Rather, I would approach the problem differently:
- Why is multiple ownership being considered? Is it "just because" or if there a valid, strategic reason for the approach?
- Are the associated technologies truly taking advantage of multiple ownership, or are there further work arounds in place? You want to make sure, that the strategy yields multiple dividends, and are not case specific.
- How "good" is the documentation and how well is the solution (problem space) understood by the team. Anyone who would step right into code to debug this type of problem (without capturing a trace first), clearly needs to take a step back.
- I'd have to say that qualifying a table is mandatory, unless the design explicitly called for it to be unqualified. Excuses about readability, effort, bigger code (really?? Are we back on 64k machines??) are just noise. Most of us are being paid decent coin to build these systems, so let's do it right!
Now when can it be beneficial?
- Multiple ownership strategies is a pretty good way to implement row level security, particularly when there's clear, role based requirements. For example, often, I've used multiple "view sets", to constrain results, in particular in a reporting environment.
- This approach can be used when you're implementing overlapping customizations, again based on roles (or clients). In particular, it becomes easy to activate / deactivate a client simply by controlling the schema.
- In the past, I've happily supported hundreds of developers in a single database, letting them create their own tables for development and testing purposes (under their own account). Sure it's chaos. So what? They know the rules of the game and are funneled and constrained as they move into system test and certainly Quality Assurance. Keeps them happy and productive, and fosters some innovation. If it means I need to keep on my toes, while part of my job is to serve them as well!

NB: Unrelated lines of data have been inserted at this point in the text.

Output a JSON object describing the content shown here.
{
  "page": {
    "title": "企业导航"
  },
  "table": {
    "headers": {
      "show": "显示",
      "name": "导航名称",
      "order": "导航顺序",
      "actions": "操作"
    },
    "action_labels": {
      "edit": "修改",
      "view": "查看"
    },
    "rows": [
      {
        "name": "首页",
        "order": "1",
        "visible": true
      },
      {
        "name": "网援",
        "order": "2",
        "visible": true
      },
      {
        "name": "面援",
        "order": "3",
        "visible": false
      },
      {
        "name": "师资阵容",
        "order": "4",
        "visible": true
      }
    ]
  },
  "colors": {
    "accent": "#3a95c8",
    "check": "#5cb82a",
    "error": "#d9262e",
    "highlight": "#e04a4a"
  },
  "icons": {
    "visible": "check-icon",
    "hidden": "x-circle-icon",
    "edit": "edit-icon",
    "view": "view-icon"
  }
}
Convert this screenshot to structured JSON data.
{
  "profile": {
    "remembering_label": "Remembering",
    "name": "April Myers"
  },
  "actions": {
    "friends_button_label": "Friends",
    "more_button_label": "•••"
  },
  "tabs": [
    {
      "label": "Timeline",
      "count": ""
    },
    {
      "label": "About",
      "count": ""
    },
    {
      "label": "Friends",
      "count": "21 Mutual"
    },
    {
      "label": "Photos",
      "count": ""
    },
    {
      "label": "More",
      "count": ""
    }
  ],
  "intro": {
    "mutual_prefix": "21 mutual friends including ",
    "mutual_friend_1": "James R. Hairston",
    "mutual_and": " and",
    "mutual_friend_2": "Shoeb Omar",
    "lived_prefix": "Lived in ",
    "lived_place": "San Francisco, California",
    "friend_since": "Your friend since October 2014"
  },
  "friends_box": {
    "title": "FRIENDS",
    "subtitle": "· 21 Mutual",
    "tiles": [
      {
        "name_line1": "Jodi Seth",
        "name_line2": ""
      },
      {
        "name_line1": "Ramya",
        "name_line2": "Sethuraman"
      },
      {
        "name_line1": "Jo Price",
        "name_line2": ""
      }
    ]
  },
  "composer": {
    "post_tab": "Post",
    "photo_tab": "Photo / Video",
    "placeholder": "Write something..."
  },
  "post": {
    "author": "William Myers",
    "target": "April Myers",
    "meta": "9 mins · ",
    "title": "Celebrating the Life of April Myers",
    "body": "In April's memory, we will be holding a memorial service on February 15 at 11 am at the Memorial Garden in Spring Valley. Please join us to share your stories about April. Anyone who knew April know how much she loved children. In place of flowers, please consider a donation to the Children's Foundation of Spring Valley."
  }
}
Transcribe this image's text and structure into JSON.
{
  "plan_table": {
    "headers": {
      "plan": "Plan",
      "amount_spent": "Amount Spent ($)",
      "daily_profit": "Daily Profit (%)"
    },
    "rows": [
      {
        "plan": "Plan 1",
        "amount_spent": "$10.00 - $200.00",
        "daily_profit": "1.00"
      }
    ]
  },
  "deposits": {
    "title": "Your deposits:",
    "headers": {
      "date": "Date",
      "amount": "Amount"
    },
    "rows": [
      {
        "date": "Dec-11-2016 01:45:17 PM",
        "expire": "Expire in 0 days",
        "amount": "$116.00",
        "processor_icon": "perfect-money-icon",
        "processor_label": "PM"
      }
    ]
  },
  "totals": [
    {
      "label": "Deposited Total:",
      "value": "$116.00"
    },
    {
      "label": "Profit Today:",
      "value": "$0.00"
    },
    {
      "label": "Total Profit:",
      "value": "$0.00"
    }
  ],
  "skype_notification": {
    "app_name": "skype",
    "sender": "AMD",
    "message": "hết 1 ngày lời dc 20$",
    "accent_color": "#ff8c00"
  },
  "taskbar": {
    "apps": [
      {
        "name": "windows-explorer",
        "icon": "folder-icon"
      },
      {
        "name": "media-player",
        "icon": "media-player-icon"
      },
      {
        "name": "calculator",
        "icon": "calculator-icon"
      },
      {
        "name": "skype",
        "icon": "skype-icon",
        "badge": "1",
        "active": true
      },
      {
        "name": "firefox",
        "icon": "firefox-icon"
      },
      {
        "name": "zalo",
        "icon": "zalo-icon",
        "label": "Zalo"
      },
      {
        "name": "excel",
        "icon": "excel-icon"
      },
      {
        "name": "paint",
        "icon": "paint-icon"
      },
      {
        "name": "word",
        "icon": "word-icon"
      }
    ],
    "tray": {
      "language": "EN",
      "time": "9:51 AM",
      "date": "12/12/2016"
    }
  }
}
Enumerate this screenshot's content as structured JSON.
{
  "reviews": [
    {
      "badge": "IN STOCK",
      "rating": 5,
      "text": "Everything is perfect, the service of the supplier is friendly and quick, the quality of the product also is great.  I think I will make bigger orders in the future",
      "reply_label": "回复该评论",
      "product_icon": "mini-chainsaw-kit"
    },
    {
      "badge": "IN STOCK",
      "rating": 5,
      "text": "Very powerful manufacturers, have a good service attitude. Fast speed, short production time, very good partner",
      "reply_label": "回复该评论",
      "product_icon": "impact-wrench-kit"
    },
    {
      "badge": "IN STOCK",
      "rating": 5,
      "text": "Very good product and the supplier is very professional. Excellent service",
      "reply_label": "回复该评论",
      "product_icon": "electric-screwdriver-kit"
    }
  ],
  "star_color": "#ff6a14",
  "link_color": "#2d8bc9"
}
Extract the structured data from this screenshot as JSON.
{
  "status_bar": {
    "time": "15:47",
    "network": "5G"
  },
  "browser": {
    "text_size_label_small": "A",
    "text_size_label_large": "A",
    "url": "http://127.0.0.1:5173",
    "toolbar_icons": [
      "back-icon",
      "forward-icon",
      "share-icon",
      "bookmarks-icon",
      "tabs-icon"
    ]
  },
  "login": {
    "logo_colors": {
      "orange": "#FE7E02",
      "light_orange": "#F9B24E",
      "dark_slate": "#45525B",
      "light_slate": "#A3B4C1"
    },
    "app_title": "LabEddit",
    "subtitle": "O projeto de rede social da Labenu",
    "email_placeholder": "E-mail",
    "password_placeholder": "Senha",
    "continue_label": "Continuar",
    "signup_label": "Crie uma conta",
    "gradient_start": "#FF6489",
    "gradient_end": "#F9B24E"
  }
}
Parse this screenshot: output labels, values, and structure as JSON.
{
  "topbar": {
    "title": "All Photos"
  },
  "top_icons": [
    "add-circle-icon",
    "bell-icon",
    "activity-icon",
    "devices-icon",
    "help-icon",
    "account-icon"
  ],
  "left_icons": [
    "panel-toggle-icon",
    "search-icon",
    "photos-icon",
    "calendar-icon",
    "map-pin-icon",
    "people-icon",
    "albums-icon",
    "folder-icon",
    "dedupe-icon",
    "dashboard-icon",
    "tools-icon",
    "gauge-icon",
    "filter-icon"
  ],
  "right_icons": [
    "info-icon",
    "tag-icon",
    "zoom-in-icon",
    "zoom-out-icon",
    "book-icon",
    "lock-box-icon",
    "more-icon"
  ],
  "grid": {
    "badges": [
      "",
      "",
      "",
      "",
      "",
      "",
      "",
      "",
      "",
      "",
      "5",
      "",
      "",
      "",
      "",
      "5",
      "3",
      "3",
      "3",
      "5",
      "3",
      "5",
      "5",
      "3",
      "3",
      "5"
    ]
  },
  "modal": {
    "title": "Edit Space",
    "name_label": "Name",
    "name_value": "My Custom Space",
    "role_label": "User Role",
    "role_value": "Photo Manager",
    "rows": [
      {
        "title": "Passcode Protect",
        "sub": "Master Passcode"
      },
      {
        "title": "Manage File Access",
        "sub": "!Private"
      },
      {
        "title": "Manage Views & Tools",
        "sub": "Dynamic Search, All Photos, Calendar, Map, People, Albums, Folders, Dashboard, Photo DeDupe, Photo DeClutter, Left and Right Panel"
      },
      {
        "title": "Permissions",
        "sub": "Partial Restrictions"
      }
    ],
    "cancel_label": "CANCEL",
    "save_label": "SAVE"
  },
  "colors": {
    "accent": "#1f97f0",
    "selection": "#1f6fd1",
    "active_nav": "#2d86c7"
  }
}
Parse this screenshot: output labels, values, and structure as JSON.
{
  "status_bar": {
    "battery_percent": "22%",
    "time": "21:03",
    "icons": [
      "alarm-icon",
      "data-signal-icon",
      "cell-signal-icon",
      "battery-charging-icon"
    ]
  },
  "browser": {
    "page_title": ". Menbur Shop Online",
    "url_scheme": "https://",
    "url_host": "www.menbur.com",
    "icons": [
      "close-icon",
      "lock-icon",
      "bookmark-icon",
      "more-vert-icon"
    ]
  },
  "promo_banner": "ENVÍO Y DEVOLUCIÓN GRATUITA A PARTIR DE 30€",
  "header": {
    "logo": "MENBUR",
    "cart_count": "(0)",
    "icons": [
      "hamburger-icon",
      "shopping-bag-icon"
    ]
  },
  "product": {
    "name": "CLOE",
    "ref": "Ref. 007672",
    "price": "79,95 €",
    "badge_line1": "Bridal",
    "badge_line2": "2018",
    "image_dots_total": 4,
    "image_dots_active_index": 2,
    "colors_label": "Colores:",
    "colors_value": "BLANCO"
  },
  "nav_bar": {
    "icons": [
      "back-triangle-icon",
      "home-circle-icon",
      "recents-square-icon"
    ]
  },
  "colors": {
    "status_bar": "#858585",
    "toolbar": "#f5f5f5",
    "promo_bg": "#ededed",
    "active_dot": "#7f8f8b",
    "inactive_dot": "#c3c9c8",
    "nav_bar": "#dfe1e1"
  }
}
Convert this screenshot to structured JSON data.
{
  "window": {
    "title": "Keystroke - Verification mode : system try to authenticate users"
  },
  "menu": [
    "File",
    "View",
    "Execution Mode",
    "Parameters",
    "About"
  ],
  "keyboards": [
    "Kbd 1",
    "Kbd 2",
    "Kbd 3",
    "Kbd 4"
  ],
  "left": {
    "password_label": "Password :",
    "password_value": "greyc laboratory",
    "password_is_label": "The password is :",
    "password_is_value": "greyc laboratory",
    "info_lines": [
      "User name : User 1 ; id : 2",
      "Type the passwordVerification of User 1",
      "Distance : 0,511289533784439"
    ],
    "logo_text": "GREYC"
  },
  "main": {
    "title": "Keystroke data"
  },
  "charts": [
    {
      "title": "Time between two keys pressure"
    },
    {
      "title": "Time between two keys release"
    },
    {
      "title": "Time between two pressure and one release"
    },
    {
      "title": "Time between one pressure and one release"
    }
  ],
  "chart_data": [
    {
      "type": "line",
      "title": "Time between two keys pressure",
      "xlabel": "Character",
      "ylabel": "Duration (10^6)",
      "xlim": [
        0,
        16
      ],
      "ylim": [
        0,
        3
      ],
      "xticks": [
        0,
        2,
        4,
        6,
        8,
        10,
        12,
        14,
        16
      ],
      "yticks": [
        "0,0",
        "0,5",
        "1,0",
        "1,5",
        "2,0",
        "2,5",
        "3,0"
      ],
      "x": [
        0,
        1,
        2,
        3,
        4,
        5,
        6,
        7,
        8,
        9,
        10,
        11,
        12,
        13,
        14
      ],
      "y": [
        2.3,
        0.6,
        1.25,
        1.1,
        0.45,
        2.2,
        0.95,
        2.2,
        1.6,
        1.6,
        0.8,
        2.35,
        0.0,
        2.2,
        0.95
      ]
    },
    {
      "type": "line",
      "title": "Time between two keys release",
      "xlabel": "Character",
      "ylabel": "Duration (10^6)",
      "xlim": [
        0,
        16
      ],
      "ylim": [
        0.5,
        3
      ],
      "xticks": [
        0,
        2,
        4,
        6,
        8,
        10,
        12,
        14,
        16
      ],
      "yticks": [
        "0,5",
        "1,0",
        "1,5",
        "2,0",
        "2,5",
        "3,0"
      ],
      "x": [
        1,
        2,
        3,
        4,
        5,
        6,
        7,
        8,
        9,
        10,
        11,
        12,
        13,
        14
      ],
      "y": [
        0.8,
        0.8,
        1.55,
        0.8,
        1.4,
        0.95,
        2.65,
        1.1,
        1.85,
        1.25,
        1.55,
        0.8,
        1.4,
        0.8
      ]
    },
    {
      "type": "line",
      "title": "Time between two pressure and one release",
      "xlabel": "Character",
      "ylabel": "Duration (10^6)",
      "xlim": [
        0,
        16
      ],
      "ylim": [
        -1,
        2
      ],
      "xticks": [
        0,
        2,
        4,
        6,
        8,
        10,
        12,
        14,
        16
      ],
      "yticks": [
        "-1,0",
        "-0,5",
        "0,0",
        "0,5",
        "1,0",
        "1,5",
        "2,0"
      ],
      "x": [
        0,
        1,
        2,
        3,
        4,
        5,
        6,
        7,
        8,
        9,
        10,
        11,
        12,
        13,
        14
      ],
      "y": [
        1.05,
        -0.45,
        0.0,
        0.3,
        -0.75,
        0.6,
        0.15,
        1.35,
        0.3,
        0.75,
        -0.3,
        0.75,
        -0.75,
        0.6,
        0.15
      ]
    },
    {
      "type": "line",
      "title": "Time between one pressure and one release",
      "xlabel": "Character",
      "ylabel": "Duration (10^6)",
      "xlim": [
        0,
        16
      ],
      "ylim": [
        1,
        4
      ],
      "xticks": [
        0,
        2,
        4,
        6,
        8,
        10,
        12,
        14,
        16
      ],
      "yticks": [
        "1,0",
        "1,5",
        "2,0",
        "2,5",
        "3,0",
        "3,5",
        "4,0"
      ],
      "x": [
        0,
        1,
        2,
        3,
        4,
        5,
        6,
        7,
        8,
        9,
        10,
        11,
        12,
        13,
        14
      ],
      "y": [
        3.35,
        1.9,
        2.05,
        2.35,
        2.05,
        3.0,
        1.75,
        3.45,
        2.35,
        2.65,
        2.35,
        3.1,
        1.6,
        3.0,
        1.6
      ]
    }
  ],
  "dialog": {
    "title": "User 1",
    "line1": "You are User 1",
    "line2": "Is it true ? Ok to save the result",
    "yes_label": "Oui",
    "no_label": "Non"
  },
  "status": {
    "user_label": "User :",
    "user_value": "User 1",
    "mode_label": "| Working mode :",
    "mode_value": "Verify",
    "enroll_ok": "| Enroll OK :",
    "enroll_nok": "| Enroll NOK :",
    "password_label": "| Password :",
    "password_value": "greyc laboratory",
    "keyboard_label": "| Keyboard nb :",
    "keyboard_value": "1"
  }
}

Ok, to dial this back a little. Anyone who uses any feature or capability of the environment without clear justification and understanding needs to be drummed out of the business. That includes object ownership. If there's not a good reason to use schemas other than dbo, that dammit don't do it. And while we're at it, let's consider alternate approaches and additional issues like recoverability, auditability, and maintenance (yes, multiple versions of a table can be a pain if you have to update them). Developer won't do the documentation? Have a friendly chat with their boss (and escalate nicely). Draw up a "form" that identifies the risks and have the boss sign it. That'll get action.
If I have a choice between mySchema.myTable and dbo.myScheam_myTable, i'll take the first one, every time. But, if the same requirements could be satisfied by adding a simple column to the table (i.e. AccessRole), then wow, let's do the simpler approach. Really depends on the application, and what you're trying to achieve.